3. Helping customers choose books. The listening skill comes in handy here. It is really rewarding (and a little scary) to have repeat customers who ask for recommendations because they were pleased with past recommendations. A voracious reader this week was at a loss for choices; she likes Sandford’s Lucas Davenport, but doesn’t care for Harry Bosch and doesn’t like books about lawyers. That left out Michael Connelly. She likes books set in England as well as the U. S. As we went through authors whose entire output she has read, I said, “Of course, you’ve probably read all of Peter Robinson.” Amazingly, she had never heard of him and bought every one of his books! A little scary, because she may not like him, but rewarding in her faith in my judgment. There is a sense of accomplishment when a customer says, “I loved what you suggested last time. Any other recommendations?”
4. Managing all aspects of a business. I’ve written about being a jack-of-all-trades when owning a small business, but it really is more fun than functioning in only one department of a large enterprise. There is always something new to try in marketing, technology, or purchasing. Having to go beyond my comfort level, particularly with technology, is satisfying after the initial resistance and mutterings are over.
5. Reading. It’s great to be able to read books and book reviews as part of a job. Most people don’t get to curl up at home with a great book and call it “taking work home.”
6. Handling books all day. I’ve discussed my attachment to physical books in the past, so enough said.

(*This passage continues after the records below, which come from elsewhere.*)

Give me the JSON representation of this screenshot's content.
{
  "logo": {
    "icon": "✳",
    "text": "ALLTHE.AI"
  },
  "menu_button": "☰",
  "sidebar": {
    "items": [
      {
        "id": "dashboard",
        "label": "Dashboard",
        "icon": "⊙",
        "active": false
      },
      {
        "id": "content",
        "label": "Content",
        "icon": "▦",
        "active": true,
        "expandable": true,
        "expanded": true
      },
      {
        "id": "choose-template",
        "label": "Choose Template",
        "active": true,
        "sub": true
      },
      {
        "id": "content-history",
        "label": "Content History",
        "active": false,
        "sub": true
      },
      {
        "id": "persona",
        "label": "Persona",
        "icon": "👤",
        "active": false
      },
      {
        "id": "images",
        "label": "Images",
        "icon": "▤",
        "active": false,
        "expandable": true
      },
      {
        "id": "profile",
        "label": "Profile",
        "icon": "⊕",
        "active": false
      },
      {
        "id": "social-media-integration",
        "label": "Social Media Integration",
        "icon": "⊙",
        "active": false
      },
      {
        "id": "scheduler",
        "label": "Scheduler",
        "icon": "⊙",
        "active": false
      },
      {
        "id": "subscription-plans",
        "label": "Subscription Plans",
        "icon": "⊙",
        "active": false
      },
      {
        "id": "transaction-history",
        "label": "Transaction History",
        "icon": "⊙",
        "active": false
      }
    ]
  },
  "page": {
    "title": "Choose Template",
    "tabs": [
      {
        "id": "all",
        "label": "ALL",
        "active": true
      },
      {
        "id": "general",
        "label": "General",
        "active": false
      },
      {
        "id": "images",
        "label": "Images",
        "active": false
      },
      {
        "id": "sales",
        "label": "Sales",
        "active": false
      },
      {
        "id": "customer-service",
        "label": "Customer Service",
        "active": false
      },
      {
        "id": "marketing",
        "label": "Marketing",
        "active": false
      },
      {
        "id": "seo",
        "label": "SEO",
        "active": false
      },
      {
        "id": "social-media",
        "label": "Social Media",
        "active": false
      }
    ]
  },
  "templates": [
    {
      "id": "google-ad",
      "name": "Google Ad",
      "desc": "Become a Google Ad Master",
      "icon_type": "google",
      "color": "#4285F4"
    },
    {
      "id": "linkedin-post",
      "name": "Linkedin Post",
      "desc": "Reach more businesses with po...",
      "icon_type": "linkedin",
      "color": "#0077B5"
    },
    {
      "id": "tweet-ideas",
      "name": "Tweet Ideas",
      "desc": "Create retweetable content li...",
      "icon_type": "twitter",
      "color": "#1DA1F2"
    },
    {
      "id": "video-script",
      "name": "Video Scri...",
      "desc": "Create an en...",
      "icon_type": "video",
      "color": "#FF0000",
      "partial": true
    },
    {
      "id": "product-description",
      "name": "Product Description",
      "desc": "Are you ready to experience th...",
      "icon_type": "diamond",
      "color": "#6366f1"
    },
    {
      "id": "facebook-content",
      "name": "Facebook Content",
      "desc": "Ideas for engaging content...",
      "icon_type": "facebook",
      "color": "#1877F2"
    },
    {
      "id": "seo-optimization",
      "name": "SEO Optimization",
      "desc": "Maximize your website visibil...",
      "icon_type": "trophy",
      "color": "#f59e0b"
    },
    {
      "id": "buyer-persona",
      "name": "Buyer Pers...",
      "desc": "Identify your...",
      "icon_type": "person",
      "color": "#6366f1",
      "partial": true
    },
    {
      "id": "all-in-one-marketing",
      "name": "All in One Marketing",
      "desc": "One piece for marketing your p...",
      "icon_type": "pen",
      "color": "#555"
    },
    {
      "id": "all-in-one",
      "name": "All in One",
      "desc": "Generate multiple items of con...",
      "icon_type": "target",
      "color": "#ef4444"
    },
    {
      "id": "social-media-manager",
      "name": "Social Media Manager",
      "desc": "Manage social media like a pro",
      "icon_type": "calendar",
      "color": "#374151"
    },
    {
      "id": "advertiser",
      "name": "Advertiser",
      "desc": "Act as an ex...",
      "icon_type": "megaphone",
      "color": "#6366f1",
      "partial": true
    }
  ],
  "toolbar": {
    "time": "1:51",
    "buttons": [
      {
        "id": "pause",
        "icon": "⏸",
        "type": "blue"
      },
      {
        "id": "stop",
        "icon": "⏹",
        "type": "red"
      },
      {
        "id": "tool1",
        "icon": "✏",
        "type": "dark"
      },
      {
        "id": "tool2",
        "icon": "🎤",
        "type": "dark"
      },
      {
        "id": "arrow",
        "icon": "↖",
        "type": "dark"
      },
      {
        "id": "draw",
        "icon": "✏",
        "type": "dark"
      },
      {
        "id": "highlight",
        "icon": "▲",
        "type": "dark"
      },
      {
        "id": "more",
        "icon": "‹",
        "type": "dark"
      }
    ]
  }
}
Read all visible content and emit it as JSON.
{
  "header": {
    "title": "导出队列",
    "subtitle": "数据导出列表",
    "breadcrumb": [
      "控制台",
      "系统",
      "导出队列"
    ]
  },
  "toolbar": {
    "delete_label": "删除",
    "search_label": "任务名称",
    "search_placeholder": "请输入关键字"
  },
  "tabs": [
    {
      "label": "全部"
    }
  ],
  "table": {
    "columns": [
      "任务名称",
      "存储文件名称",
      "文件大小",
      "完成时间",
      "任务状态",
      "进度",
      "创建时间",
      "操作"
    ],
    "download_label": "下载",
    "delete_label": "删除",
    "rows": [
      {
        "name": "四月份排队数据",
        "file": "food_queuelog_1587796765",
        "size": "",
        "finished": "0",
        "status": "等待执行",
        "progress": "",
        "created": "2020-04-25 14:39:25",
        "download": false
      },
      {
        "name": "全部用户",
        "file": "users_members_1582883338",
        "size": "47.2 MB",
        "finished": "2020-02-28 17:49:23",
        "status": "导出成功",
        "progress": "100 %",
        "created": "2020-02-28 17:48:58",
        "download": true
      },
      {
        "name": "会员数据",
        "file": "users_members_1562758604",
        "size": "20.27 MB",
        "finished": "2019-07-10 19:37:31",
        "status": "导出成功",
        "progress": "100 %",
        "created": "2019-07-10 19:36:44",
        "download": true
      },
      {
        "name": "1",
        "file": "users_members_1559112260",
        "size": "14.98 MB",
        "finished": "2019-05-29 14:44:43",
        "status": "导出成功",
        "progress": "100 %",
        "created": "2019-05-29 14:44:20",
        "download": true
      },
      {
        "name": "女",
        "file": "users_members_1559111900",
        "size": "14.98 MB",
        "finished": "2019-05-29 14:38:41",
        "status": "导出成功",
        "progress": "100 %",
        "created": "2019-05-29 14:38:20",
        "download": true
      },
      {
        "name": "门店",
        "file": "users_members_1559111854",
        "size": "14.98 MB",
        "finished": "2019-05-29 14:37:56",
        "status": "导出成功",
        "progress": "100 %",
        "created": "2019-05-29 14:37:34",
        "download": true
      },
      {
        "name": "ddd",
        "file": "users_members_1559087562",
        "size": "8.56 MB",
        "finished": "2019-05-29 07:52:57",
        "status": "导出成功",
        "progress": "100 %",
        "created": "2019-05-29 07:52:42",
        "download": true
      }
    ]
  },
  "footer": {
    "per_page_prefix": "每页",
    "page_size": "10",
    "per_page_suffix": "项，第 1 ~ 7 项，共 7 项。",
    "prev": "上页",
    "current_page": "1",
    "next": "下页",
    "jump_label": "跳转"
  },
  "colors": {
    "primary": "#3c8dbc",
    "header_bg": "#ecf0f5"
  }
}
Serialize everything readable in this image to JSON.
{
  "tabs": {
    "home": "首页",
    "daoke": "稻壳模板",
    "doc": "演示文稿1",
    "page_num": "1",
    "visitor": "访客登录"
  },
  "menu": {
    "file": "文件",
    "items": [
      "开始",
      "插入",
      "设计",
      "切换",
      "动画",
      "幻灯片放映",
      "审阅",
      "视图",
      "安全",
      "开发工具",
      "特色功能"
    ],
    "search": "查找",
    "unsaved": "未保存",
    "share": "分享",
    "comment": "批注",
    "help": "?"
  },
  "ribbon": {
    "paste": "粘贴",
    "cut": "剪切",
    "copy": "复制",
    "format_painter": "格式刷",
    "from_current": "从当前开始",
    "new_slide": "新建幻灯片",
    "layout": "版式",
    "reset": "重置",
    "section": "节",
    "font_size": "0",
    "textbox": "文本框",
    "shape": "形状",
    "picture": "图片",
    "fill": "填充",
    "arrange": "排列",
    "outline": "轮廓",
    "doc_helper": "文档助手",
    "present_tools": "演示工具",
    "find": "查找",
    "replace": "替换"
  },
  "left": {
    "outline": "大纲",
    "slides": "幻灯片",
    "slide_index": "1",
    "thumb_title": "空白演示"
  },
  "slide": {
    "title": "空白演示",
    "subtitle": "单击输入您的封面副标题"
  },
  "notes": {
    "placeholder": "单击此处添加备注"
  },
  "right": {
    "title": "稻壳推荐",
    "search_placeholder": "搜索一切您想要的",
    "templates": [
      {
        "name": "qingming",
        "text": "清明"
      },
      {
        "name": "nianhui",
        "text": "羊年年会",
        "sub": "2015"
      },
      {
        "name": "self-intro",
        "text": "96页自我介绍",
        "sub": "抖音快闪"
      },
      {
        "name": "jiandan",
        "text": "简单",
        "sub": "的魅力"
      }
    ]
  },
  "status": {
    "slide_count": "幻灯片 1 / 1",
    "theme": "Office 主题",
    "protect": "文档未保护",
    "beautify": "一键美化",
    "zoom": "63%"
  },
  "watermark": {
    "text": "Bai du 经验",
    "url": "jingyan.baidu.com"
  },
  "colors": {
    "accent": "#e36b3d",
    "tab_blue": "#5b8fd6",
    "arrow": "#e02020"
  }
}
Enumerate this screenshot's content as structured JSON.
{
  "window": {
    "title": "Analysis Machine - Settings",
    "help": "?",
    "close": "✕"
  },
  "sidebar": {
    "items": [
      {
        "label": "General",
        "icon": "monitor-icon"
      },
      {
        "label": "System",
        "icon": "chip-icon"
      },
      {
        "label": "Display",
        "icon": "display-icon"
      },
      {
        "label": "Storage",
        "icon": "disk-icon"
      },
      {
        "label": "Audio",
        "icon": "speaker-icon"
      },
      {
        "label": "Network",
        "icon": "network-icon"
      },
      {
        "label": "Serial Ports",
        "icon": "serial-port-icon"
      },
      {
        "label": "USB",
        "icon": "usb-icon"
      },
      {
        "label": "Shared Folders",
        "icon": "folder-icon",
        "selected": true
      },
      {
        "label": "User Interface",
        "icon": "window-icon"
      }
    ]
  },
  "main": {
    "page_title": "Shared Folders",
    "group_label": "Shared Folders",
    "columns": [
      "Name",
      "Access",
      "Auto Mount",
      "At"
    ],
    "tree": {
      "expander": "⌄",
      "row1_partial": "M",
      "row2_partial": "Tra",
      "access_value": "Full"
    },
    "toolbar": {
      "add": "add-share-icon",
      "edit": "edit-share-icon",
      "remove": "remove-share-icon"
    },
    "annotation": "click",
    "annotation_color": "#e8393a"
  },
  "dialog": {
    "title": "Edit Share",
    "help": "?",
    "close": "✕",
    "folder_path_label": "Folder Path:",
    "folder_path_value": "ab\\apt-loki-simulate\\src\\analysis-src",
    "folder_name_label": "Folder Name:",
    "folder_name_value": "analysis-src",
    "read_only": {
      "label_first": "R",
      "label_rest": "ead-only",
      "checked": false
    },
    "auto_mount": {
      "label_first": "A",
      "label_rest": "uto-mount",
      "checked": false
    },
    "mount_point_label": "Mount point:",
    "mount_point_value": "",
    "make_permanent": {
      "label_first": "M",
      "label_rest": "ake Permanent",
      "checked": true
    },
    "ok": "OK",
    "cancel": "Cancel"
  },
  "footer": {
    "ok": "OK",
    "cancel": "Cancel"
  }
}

7. Young readers. Despite all the doom and gloom about the book industry, there are a large number of children and young adults who love to read. Watching them choose books, point out their favorites to their friends, and wait anxiously for the next books by their favorite authors, I know that all is not lost.
8. Author visits. Mystery authors have fascinating stories to tell, and their visits to the store are a special treat. Despite the pre-event terror that the turnout will be small (What if I gave a party and nobody came?), the events themselves are a lot of fun. Hearing from attendees later that they really enjoyed meeting an author makes it all worthwhile.
9. Supportive customers. Hearing someone tell me that they’d rather buy a book from me than from XYZ discount store, or a larger book chain, or on-line makes the attention paid to individual customers worth the effort. Today is a beautiful spring day; when a customer commented on the weather, and I said I wished I didn’t have to be indoors, she said, “Well, I’m glad you’re here.” And actually, I’m glad too.
With all these lovely benefits, who could be cranky? Certainly not me. This job is keeping me young.